Nation must take stand on illegal votes
Issues regarding the 2020 presidential election have begun to work their way through courts.
Some issues are constitutional issues, so it’s time to review constitutional provisions that may come to the fore.
Article II, Section 1, Clause 2 of the U.S. Constitution provides: “Each State shall appoint, in such Manner as the Legislature may direct, a Number of Electors … .”
In other words, the power to appoint electors belongs to state legislators. Not governors. Not other executive-branch officials. Not judges of states’ highest courts. Not lower-court judges.
This may be especially to the chagrin of those executive-branch officials or activist judges who have grown accustomed to usurping legislative powers.
But that’s too bad. This power belongs to state legislators.
That doesn’t mean state legislators may do whatever they like. Under Clause 1 of the Fourteenth Amendment, no state may “deny to any person within its jurisdiction the equal protection of the laws.”
When a constitutional challenge regarding presidential-election votes reached the U.S. Supreme Court in Bush v. Gore in 2000, the parties raised both Article II, Section 1, Clause 2 and the equal-protection clause. The court, however, addressed only the equal-protection clause.
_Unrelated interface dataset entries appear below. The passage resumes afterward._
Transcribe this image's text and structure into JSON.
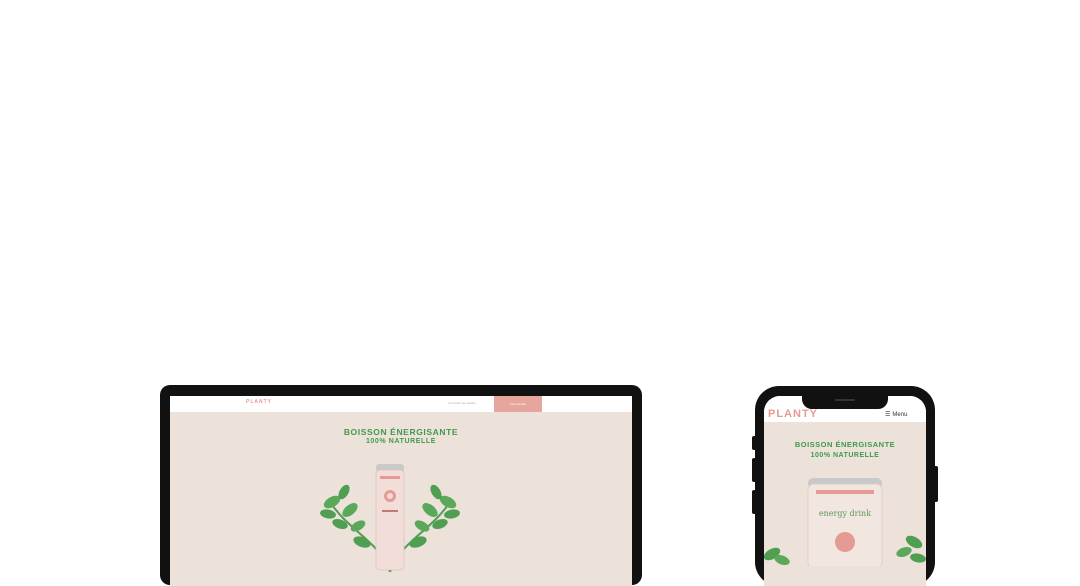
{
  "laptop": {
    "logo": "PLANTY",
    "nav_link": "Comment ça marche",
    "nav_button": "Commander",
    "headline_line1": "BOISSON ÉNERGISANTE",
    "headline_line2": "100% NATURELLE"
  },
  "phone": {
    "logo": "PLANTY",
    "menu_icon": "hamburger-icon",
    "menu_label": "Menu",
    "headline_line1": "BOISSON ÉNERGISANTE",
    "headline_line2": "100% NATURELLE",
    "can_text": "energy drink"
  },
  "colors": {
    "brand_pink": "#e59b93",
    "button_pink": "#e6a59d",
    "brand_green": "#3f9a4a",
    "screen_bg": "#ece2da",
    "device_frame": "#111111"
  }
}
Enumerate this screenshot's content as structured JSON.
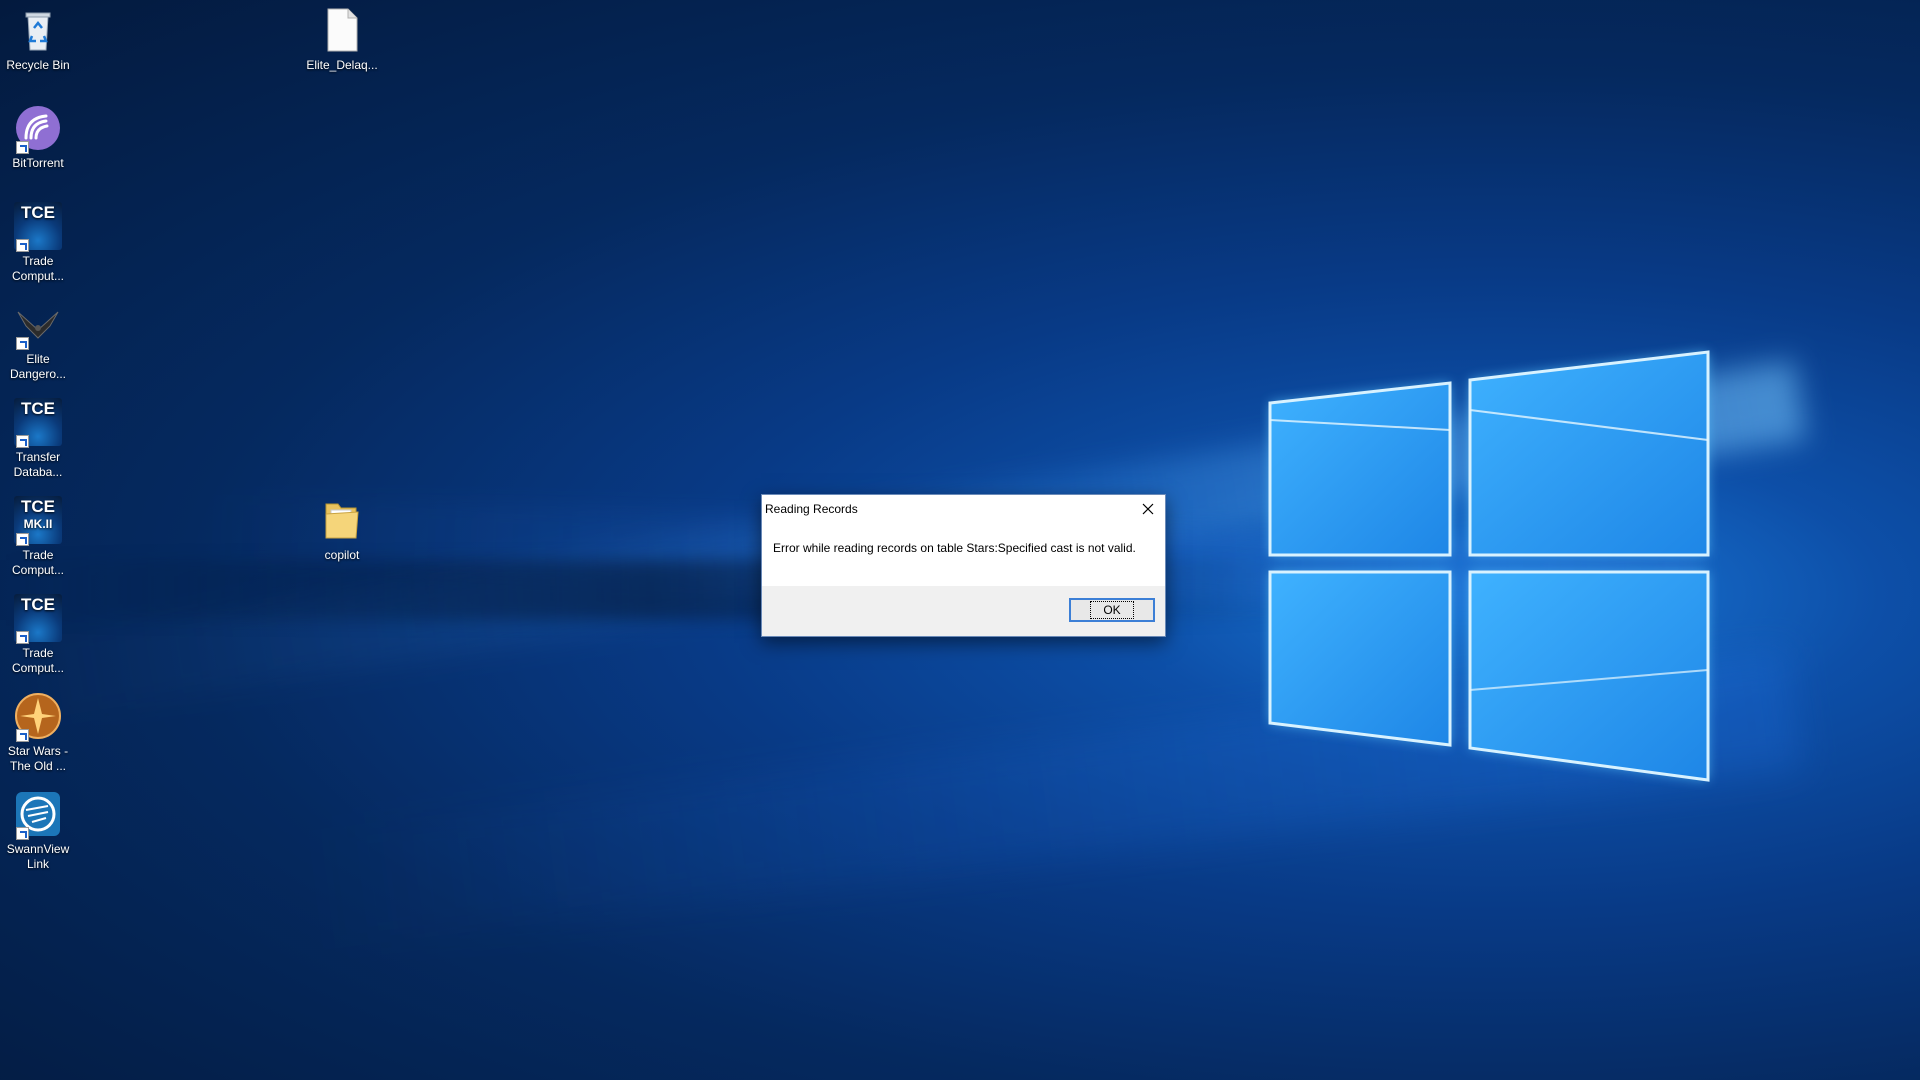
{
  "desktop": {
    "icons": [
      {
        "name": "recycle-bin",
        "label": "Recycle Bin"
      },
      {
        "name": "bittorrent",
        "label": "BitTorrent"
      },
      {
        "name": "trade-computer-1",
        "label": "Trade\nComput..."
      },
      {
        "name": "elite-dangerous",
        "label": "Elite\nDangero..."
      },
      {
        "name": "transfer-database",
        "label": "Transfer\nDataba..."
      },
      {
        "name": "trade-computer-mkii",
        "label": "Trade\nComput..."
      },
      {
        "name": "trade-computer-2",
        "label": "Trade\nComput..."
      },
      {
        "name": "star-wars",
        "label": "Star Wars -\nThe Old ..."
      },
      {
        "name": "swannview-link",
        "label": "SwannView\nLink"
      },
      {
        "name": "elite-delaq-file",
        "label": "Elite_Delaq..."
      },
      {
        "name": "copilot-folder",
        "label": "copilot"
      }
    ],
    "tce_text": "TCE",
    "tce_mkii_text": "MK.II"
  },
  "dialog": {
    "title": "Reading Records",
    "message": "Error while reading records on table Stars:Specified cast is not valid.",
    "ok_label": "OK"
  },
  "colors": {
    "wallpaper_dark": "#031a3e",
    "wallpaper_light": "#1a78d8",
    "button_focus": "#3c7fd6"
  }
}
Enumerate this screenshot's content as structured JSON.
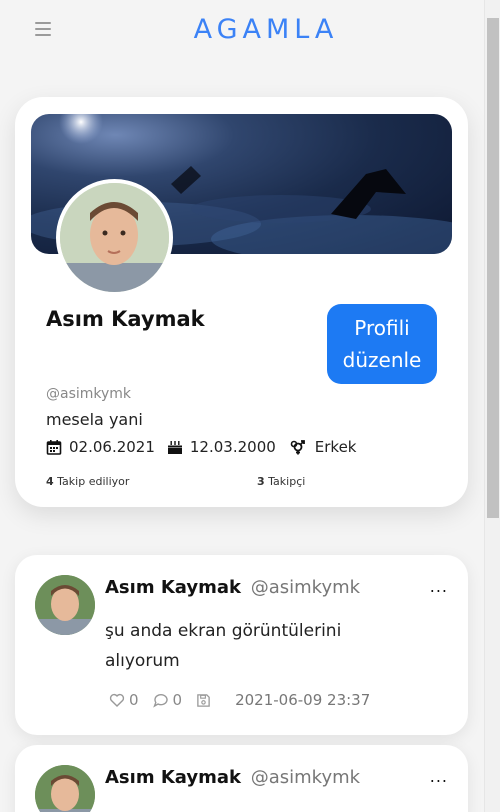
{
  "app": {
    "brand": "AGAMLA"
  },
  "profile": {
    "name": "Asım Kaymak",
    "handle": "@asimkymk",
    "bio": "mesela yani",
    "joined": "02.06.2021",
    "birthday": "12.03.2000",
    "gender": "Erkek",
    "edit_label": "Profili düzenle",
    "following_count": "4",
    "following_label": "Takip ediliyor",
    "followers_count": "3",
    "followers_label": "Takipçi"
  },
  "posts": [
    {
      "author": "Asım Kaymak",
      "handle": "@asimkymk",
      "more": "...",
      "text": "şu anda ekran görüntülerini alıyorum",
      "likes": "0",
      "comments": "0",
      "timestamp": "2021-06-09 23:37"
    },
    {
      "author": "Asım Kaymak",
      "handle": "@asimkymk",
      "more": "..."
    }
  ],
  "colors": {
    "accent": "#1d7af3",
    "brand": "#3b82f6"
  },
  "icons": [
    "menu-icon",
    "calendar-icon",
    "cake-icon",
    "gender-icon",
    "heart-icon",
    "comment-icon",
    "save-icon",
    "more-icon"
  ]
}
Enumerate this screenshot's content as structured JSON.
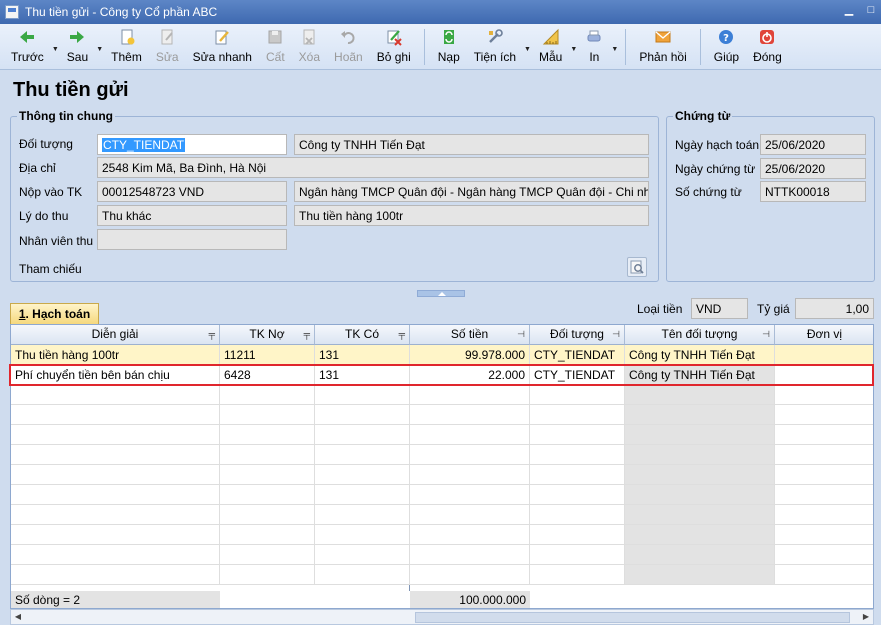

In reading the following passages from Bush v. Gore, please keep in mind that positive references to voting, voters, and votes are to legal voting, legal voters, and legal votes.
The law, including the Constitution, protects voting and votes only when they’re legal. To put it another way, illegal “votes” aren’t really votes. They must not count. Illegal “voters” and those who facilitate illegal “voting” violate the law. Merely recounting illegal “votes” will not do.
With that in mind, please see for yourself, gentle reader, and stay tuned:
“The individual citizen has no federal constitutional right to vote for electors for the President of the United States unless and until the state legislature chooses a statewide election as the means to implement its power to appoint members of the electoral college. … (T)he state legislature’s power to select the manner for appointing electors is plenary; it may, if it so chooses, select the electors itself, which indeed was the manner used by state legislatures in several States for many years after the framing of our Constitution.
History has now favored the voter, and in each of the several States the citizens themselves vote for Presidential electors. When the state legislature vests the right to vote for President in its people, the right to vote as the legislature has prescribed is fundamental; and one source of its fundamental nature lies in the equal weight accorded to each vote and the equal dignity owed to each voter. …
“The right to vote is protected in more than the initial allocation of the franchise. Equal protection applies as well to the manner of its exercise. Having once granted the right to vote on equal terms, the State may not, by later arbitrary and disparate treatment, value one person’s vote over that of another. It must be remembered that ‘the right of suffrage can be denied by a debasement or dilution of the weight of a citizen’s vote just as effectively as by wholly prohibiting the free exercise of the franchise.’ …
“An early case in our one-person, one-vote jurisprudence arose when a State accorded arbitrary and disparate treatment to voters in its different counties. The Court found a constitutional violation. We relied on these principles in the context of the Presidential selection process … where we invalidated a county-based procedure that diluted the influence of citizens in larger counties in the nominating process. There we observed that ‘(t)he idea that one group can be granted greater voting strength than another is hostile to the one man, one vote basis of our representative government.’ …
“None are more conscious of the vital limits on judicial authority than are the Members of this Court, and none stand more in admiration of the Constitution’s design to leave the selection of the President to the people, through their legislatures, and to the political sphere.
When contending parties invoke the process of the courts, however, it becomes our unsought responsibility to resolve the federal and constitutional issues the judicial system has been forced to confront.”